September 29, 2003

Heaney honors Chace, Emory with papers

Michael Terrazas

Seamus Heaney’s poetry reading Sept. 23 in the Schwartz Center’s Emerson Concert Hall was supposed to be a tribute to former President Bill Chace. It turned out to be a celebration for the entire University.

Heaney, the Nobel Prize-winning poet who last graced an Emory stage in May when he was keynote speaker at Commencement, used last week’s reading as the platform to announce that he will deposit at Emory a major portion of his archive of personal and literary papers, including thousands of letters spanning Heaney’s entire career as well as printed materials, tape recordings and photographs.

“When I was here this summer for Commencement, I came to the decision that the conclusion of President Chace’s tenure was the moment of truth, and I should now lodge a substantial portion of my literary archive in Woodruff Library, including correspondence from many of the poets already represented in its Special Collections,” Heaney said. “So I am pleased to say that these letters are now here and that even as President Chace is departing, as long as my papers stay here, they will be a memorial to the work he has done to extend the University’s resources and strengthen its purpose.”

Heaney’s papers augment what already is considered by many to be the finest collection of Irish literary holdings anywhere outside Ireland’s shores, according to Special Collections Director Steve Enniss, adding that the acquisition makes Emory a leading research center for the study of contemporary poetry.

Indeed, poetry was in the air last Tuesday in the Schwartz Center. President Jim Wagner welcomed the packed house before giving way to Ron Schuchard, Goodrich C. White Professor of English, who introduced Heaney. Schuchard recalled that it had been 22 years since the poet’s first visit to campus on March 9, 1981, and 15 years since Heaney inaugurated Emory’s biennial Richard Ellmann Lectures in Modern Literature.

Schuchard said the friendship between Heaney and Chace (a scholar of Irish literature) began a quarter-century ago at the University of California-Berkeley. Indeed, during his reading Heaney debuted a new poem, “Comet at Lullwater,” about the night he spent with Bill and JoAn Chace at the Emory president’s home in 1997, watching the Hale-Bopp Comet streak across the Southern sky.

“I feel safe as ever at Emory because of the quality of the people I meet here,” Heaney said upon taking the podium. “No visit I’ve ever made here has been without great personal significance. All in all, Emory has proved itself a home away from home for many writers.”

The poet read about 15 of his works, from sonnets recalling memories of his late mother, to “Comet at Lullwater,” to “Digging,” one of Heaney’s earliest verses.

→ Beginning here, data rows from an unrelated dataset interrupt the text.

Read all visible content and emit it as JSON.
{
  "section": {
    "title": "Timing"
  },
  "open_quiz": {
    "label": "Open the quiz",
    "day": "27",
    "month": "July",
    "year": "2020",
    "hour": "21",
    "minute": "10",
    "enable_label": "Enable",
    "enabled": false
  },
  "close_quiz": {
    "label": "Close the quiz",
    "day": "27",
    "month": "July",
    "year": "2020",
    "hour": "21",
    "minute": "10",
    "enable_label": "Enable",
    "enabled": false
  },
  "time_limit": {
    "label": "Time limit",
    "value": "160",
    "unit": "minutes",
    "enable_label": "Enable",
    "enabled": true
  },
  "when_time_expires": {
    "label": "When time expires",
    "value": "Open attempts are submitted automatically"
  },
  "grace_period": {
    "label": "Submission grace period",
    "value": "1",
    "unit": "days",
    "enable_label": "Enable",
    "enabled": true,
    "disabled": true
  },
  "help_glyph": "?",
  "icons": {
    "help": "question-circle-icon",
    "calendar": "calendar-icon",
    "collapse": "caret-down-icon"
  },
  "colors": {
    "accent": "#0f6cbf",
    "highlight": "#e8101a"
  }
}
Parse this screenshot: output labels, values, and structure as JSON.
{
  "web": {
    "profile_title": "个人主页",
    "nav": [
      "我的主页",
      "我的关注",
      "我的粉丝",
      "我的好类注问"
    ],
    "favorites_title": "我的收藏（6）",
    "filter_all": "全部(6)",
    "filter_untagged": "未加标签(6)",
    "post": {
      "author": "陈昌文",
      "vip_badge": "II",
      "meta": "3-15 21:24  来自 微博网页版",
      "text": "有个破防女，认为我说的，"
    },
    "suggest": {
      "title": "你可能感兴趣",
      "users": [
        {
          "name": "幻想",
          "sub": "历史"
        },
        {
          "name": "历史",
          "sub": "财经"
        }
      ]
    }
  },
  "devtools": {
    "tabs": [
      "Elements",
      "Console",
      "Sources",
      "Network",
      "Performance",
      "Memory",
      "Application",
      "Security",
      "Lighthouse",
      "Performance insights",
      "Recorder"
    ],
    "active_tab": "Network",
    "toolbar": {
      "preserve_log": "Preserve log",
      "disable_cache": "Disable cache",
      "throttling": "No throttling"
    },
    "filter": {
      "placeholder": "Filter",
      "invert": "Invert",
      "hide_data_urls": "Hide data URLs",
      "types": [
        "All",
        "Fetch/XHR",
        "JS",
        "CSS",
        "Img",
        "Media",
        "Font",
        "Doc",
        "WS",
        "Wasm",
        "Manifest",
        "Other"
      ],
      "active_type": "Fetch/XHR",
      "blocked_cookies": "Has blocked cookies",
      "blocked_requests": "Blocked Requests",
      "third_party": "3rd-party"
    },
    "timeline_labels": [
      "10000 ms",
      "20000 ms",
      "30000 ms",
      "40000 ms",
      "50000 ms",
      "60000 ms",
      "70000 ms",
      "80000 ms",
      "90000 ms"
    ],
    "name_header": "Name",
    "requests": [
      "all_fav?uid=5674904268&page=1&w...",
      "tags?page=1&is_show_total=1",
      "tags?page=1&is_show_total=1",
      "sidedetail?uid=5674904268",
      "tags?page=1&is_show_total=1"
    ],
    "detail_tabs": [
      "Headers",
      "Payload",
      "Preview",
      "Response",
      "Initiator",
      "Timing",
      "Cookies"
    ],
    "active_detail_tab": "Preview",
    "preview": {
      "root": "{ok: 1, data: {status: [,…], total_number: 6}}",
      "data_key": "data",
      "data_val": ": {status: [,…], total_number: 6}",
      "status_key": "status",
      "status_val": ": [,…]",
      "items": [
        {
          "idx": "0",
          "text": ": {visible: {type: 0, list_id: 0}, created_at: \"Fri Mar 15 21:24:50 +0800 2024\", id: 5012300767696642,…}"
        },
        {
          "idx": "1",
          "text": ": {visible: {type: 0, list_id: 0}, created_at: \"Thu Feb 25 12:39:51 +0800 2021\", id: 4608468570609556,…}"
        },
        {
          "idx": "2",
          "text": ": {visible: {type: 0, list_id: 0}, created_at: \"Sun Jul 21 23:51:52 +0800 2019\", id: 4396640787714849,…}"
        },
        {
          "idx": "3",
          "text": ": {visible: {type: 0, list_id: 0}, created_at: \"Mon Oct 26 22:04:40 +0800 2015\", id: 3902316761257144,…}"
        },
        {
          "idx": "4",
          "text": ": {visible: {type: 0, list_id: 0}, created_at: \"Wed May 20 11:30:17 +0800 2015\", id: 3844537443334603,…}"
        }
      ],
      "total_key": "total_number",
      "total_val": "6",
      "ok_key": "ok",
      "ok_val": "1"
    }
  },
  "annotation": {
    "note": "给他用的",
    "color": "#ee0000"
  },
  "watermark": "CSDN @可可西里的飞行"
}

The late-afternoon sun (the event began at 5 p.m.) beat against Emerson Hall’s clerestory windows, but inside all was hushed as the capacity crowd listened to Heaney share in Irish tones the verse that won him a Nobel Prize in 1995.

Following the reading, University Secretary Gary Hauk surprised the Chaces with a special gift. Chace is a particular scholar of James Joyce, and Hauk reminded the retired president that, when Joyce died on Jan. 13, 1941, a death mask was made of the literary giant’s face. Sixteen copies of that death mask—nine in plaster, seven in bronze—are known to exist, and the Chaces proceeded to lift the veil on one of those 16. Hauk said Emory had acquired the bronze copy and will place it in their name in Candler Library’s new Matheson Reading Room.

For his part, Chace expressed his gratitude, both to Emory and to Heaney for his generosity.

“No poet easily casts into the hands of others the record, intimate and telling, of his life’s work,” Chace said. “That Seamus Heaney has chosen Emory as the repository of his correspondence represents the thoughtfulness and care he brings to all he does. I am profoundly grateful that he has chosen to honor Emory in this way.”